Noise pollution is the second most significant environmental threat to human health after poor air quality. There is now strong clinical evidence that aircraft noise is associated with an increase in the risk of stress and sleep disturbance in the short term, and that prolonged exposure can increase the risk of heart disease, stroke and dementia. Emerging evidence also points to links between increased aircraft noise and mental health, specifically the risk of depression. A learning delay of up to two months has also been observed amongst some children attending primary schools located under flightpaths.

What we want to see

  • Government should draw on all available evidence including the anticipated WHO guidelines, as well as the Survey of noise attitudes and other recent research, in setting long-term noise objectives for the UK
  • All existing policies should be reviewed to ensure that they take full account of the health impacts of aircraft noise and that any changes are permitted only if they help to deliver noise objectives
  • Future aviation policy decisions should assess the impact of aircraft noise on health, and should ensure that health impacts are monetised to inform cost-benefit analyses
  • The five-yearly revisions of noise action plans and noise exposure maps should be used to assess progress towards achieving health-based objectives for aircraft noise

What we’re doing

  • We highlighted the link between noise and public health in our 2016 publication Aircraft Noise and Public Health: the evidence is loud and clear which we launched in Parliament
  • We held a follow-up event on noise and mental health, which allowed MPs to meet with experts and with some of those directly affected
  • We continue to highlight the need for health-based noise policy in our engagement with Government, including in responses to consultations.

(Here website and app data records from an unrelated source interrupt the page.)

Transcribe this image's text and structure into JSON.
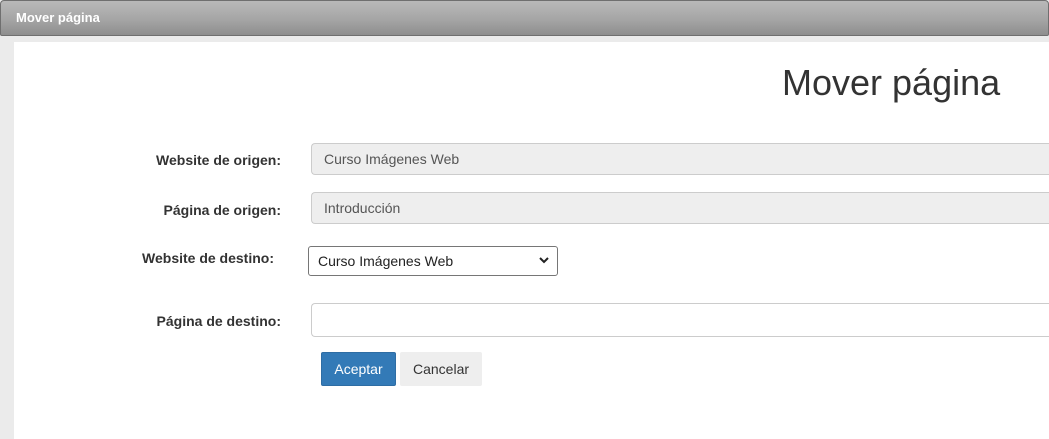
{
  "window": {
    "title": "Mover página"
  },
  "page": {
    "heading": "Mover página"
  },
  "form": {
    "source_website": {
      "label": "Website de origen:",
      "value": "Curso Imágenes Web"
    },
    "source_page": {
      "label": "Página de origen:",
      "value": "Introducción"
    },
    "target_website": {
      "label": "Website de destino:",
      "selected": "Curso Imágenes Web"
    },
    "target_page": {
      "label": "Página de destino:",
      "value": ""
    }
  },
  "buttons": {
    "accept": "Aceptar",
    "cancel": "Cancelar"
  },
  "colors": {
    "primary": "#337ab7",
    "titlebar": "#a5a5a5"
  }
}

While we have seen a move towards including health costs in cost benefit analysis to inform decision-making, the Government remains reluctant to impose noise measures that could impact the sector’s growth